### Source data
----

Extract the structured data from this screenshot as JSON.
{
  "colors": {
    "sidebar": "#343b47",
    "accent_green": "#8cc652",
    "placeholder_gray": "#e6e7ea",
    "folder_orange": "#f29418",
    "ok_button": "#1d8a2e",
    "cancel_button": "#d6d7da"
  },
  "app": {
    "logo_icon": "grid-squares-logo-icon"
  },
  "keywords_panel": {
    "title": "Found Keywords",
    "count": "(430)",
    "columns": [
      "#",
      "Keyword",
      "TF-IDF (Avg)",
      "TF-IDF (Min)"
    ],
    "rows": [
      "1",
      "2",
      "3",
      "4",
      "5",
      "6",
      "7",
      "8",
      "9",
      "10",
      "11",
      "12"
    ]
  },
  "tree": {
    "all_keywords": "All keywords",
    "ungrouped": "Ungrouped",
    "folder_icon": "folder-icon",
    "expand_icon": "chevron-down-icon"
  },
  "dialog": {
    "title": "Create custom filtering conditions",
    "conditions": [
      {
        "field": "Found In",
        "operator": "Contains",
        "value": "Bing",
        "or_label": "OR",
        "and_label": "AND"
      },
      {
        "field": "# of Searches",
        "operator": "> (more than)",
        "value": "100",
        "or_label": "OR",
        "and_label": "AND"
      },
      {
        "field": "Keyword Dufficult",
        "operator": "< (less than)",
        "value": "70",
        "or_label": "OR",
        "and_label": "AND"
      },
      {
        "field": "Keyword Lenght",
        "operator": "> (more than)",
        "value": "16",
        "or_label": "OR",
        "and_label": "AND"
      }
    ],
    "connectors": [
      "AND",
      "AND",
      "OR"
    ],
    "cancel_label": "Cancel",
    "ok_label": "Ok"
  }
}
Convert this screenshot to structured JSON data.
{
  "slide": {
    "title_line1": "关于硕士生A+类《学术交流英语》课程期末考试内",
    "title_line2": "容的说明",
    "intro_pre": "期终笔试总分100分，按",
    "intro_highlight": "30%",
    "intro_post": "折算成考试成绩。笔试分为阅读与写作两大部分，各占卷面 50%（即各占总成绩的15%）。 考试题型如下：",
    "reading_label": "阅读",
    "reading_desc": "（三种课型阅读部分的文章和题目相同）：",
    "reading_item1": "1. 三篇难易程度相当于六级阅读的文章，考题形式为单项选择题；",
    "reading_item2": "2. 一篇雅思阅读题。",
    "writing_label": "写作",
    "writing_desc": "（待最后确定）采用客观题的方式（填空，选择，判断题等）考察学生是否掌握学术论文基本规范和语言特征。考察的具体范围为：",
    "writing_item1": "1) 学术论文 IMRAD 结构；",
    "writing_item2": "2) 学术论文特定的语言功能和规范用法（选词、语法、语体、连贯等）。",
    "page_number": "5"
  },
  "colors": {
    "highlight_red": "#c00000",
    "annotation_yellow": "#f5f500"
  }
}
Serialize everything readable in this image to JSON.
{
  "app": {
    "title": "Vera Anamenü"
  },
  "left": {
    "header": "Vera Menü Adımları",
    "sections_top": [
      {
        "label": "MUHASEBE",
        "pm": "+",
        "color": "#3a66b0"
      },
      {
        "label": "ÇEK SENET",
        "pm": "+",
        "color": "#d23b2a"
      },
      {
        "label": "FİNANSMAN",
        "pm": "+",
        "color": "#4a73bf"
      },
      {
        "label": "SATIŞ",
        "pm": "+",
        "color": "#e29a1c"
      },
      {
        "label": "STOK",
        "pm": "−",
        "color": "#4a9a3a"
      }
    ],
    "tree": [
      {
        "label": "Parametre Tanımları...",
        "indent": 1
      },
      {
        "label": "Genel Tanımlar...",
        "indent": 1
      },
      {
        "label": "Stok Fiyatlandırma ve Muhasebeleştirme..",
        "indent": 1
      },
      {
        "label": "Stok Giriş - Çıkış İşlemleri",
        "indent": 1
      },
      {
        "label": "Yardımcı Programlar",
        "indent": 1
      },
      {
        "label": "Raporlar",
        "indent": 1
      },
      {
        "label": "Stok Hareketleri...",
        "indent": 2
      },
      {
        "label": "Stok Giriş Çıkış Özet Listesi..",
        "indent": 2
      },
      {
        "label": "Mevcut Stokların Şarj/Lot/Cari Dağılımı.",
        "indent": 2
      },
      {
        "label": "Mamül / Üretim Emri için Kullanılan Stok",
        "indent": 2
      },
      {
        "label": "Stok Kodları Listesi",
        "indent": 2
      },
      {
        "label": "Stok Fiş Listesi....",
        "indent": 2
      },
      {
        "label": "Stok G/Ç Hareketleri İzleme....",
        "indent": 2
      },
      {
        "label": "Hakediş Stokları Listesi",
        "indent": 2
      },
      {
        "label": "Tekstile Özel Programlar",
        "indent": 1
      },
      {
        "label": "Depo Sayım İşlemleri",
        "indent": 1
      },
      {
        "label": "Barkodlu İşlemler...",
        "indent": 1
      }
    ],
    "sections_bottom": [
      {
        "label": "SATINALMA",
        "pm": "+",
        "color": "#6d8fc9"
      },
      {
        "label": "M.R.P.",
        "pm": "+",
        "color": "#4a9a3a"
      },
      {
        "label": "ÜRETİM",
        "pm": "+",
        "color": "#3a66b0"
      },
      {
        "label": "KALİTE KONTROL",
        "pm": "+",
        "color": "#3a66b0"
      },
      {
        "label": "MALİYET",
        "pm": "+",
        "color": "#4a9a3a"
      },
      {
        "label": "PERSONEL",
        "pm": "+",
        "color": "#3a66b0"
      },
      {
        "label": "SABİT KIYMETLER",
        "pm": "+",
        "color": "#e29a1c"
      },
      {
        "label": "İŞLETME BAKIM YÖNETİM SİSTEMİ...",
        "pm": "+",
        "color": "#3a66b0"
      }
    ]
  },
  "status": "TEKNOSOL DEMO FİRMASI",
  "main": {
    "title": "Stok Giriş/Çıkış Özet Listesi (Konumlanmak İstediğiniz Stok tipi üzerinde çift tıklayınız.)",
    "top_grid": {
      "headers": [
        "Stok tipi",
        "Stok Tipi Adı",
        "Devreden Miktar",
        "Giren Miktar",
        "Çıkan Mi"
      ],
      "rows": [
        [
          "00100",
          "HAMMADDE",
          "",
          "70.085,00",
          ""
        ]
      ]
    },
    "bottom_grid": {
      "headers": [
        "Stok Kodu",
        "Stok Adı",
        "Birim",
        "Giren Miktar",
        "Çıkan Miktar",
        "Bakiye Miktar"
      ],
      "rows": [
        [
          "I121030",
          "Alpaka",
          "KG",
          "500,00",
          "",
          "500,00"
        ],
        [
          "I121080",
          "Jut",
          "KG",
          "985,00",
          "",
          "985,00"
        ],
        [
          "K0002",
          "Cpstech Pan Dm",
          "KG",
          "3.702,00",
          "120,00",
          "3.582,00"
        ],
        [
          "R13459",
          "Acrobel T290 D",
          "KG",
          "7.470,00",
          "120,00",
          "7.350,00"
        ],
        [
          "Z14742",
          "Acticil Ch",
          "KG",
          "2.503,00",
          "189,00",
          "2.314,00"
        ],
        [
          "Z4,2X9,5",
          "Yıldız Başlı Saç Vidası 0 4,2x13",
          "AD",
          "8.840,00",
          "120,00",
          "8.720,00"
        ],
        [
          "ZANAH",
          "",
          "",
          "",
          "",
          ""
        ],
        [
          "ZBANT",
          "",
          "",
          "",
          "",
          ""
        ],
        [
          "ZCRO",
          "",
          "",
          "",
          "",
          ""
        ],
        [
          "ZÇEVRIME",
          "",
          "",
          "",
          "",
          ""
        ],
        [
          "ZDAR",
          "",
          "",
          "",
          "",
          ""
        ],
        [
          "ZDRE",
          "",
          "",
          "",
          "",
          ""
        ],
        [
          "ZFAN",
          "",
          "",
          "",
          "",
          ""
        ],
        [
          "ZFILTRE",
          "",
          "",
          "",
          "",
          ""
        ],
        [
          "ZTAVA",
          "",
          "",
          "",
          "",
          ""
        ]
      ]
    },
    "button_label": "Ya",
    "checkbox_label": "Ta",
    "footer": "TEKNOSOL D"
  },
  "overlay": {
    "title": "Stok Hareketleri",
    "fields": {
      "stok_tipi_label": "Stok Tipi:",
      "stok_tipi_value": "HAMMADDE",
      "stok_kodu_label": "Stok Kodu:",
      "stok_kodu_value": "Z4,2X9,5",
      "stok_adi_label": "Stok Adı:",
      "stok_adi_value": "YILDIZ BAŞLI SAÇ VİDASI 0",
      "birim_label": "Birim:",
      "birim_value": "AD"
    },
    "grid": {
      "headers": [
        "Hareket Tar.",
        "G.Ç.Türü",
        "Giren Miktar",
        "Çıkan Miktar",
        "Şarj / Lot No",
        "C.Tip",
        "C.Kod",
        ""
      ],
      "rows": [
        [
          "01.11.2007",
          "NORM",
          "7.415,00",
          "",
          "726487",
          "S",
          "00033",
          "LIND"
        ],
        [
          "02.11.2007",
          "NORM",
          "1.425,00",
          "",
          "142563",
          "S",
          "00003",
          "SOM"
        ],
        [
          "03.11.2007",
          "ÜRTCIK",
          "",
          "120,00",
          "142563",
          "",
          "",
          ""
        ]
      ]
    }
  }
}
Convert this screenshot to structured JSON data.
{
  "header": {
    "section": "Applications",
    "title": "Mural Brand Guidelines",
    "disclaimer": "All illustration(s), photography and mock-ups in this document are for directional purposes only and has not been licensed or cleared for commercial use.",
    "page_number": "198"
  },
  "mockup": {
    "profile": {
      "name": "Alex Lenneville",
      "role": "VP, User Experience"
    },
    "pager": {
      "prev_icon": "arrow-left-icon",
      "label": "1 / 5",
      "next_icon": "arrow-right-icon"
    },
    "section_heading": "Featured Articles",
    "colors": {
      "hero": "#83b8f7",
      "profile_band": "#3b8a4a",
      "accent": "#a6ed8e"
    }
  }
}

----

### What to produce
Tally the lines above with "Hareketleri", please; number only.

### Result below
3